BEGIN
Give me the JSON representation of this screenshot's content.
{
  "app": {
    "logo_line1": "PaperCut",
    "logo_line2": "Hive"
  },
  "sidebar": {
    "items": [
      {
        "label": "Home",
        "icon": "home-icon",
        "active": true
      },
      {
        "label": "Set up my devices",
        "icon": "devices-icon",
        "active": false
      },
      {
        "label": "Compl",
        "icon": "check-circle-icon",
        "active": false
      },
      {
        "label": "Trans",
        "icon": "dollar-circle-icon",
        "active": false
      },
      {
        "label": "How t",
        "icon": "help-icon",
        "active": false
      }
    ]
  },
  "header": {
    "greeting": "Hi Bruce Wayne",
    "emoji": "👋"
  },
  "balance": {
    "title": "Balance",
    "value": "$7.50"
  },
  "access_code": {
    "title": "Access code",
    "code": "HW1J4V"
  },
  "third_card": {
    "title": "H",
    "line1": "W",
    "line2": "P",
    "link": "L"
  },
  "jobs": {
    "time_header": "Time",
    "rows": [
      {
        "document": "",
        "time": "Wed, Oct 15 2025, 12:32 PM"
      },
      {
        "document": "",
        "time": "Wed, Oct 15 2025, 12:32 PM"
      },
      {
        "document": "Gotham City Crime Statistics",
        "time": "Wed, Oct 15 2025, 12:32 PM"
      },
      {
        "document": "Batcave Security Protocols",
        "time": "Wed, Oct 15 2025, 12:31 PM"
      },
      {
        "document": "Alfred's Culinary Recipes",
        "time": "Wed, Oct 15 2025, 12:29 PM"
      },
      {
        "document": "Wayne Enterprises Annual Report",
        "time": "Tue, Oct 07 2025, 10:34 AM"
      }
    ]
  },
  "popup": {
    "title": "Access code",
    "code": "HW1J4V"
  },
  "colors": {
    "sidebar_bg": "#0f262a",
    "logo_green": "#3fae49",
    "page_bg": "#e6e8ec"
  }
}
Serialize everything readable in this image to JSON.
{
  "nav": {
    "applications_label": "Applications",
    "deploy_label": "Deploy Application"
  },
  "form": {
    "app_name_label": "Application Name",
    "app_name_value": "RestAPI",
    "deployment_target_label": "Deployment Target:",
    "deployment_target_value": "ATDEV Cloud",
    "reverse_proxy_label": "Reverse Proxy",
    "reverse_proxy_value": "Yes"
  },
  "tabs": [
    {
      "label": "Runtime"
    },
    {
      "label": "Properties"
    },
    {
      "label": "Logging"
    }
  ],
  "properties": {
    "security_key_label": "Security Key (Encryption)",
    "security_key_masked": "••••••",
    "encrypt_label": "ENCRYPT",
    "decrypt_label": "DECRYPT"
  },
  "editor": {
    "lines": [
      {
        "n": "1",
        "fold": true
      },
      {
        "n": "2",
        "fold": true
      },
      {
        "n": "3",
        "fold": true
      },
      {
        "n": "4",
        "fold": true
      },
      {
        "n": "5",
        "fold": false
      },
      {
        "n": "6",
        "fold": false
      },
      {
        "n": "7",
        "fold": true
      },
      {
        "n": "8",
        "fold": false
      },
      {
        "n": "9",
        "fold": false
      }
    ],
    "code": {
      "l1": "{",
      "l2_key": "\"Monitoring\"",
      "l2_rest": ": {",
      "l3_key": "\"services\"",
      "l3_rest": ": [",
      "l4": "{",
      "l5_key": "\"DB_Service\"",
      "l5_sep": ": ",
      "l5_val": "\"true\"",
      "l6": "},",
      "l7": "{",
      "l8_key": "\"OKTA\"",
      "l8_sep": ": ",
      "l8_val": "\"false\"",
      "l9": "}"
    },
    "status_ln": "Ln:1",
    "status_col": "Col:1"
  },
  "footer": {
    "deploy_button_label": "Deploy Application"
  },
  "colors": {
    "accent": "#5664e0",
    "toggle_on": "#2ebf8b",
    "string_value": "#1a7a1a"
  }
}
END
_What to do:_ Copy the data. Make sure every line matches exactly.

_Solution to this task:_
Give me the JSON representation of this screenshot's content.
{
  "app": {
    "logo_line1": "PaperCut",
    "logo_line2": "Hive"
  },
  "sidebar": {
    "items": [
      {
        "label": "Home",
        "icon": "home-icon",
        "active": true
      },
      {
        "label": "Set up my devices",
        "icon": "devices-icon",
        "active": false
      },
      {
        "label": "Compl",
        "icon": "check-circle-icon",
        "active": false
      },
      {
        "label": "Trans",
        "icon": "dollar-circle-icon",
        "active": false
      },
      {
        "label": "How t",
        "icon": "help-icon",
        "active": false
      }
    ]
  },
  "header": {
    "greeting": "Hi Bruce Wayne",
    "emoji": "👋"
  },
  "balance": {
    "title": "Balance",
    "value": "$7.50"
  },
  "access_code": {
    "title": "Access code",
    "code": "HW1J4V"
  },
  "third_card": {
    "title": "H",
    "line1": "W",
    "line2": "P",
    "link": "L"
  },
  "jobs": {
    "time_header": "Time",
    "rows": [
      {
        "document": "",
        "time": "Wed, Oct 15 2025, 12:32 PM"
      },
      {
        "document": "",
        "time": "Wed, Oct 15 2025, 12:32 PM"
      },
      {
        "document": "Gotham City Crime Statistics",
        "time": "Wed, Oct 15 2025, 12:32 PM"
      },
      {
        "document": "Batcave Security Protocols",
        "time": "Wed, Oct 15 2025, 12:31 PM"
      },
      {
        "document": "Alfred's Culinary Recipes",
        "time": "Wed, Oct 15 2025, 12:29 PM"
      },
      {
        "document": "Wayne Enterprises Annual Report",
        "time": "Tue, Oct 07 2025, 10:34 AM"
      }
    ]
  },
  "popup": {
    "title": "Access code",
    "code": "HW1J4V"
  },
  "colors": {
    "sidebar_bg": "#0f262a",
    "logo_green": "#3fae49",
    "page_bg": "#e6e8ec"
  }
}
Serialize everything readable in this image to JSON.
{
  "nav": {
    "applications_label": "Applications",
    "deploy_label": "Deploy Application"
  },
  "form": {
    "app_name_label": "Application Name",
    "app_name_value": "RestAPI",
    "deployment_target_label": "Deployment Target:",
    "deployment_target_value": "ATDEV Cloud",
    "reverse_proxy_label": "Reverse Proxy",
    "reverse_proxy_value": "Yes"
  },
  "tabs": [
    {
      "label": "Runtime"
    },
    {
      "label": "Properties"
    },
    {
      "label": "Logging"
    }
  ],
  "properties": {
    "security_key_label": "Security Key (Encryption)",
    "security_key_masked": "••••••",
    "encrypt_label": "ENCRYPT",
    "decrypt_label": "DECRYPT"
  },
  "editor": {
    "lines": [
      {
        "n": "1",
        "fold": true
      },
      {
        "n": "2",
        "fold": true
      },
      {
        "n": "3",
        "fold": true
      },
      {
        "n": "4",
        "fold": true
      },
      {
        "n": "5",
        "fold": false
      },
      {
        "n": "6",
        "fold": false
      },
      {
        "n": "7",
        "fold": true
      },
      {
        "n": "8",
        "fold": false
      },
      {
        "n": "9",
        "fold": false
      }
    ],
    "code": {
      "l1": "{",
      "l2_key": "\"Monitoring\"",
      "l2_rest": ": {",
      "l3_key": "\"services\"",
      "l3_rest": ": [",
      "l4": "{",
      "l5_key": "\"DB_Service\"",
      "l5_sep": ": ",
      "l5_val": "\"true\"",
      "l6": "},",
      "l7": "{",
      "l8_key": "\"OKTA\"",
      "l8_sep": ": ",
      "l8_val": "\"false\"",
      "l9": "}"
    },
    "status_ln": "Ln:1",
    "status_col": "Col:1"
  },
  "footer": {
    "deploy_button_label": "Deploy Application"
  },
  "colors": {
    "accent": "#5664e0",
    "toggle_on": "#2ebf8b",
    "string_value": "#1a7a1a"
  }
}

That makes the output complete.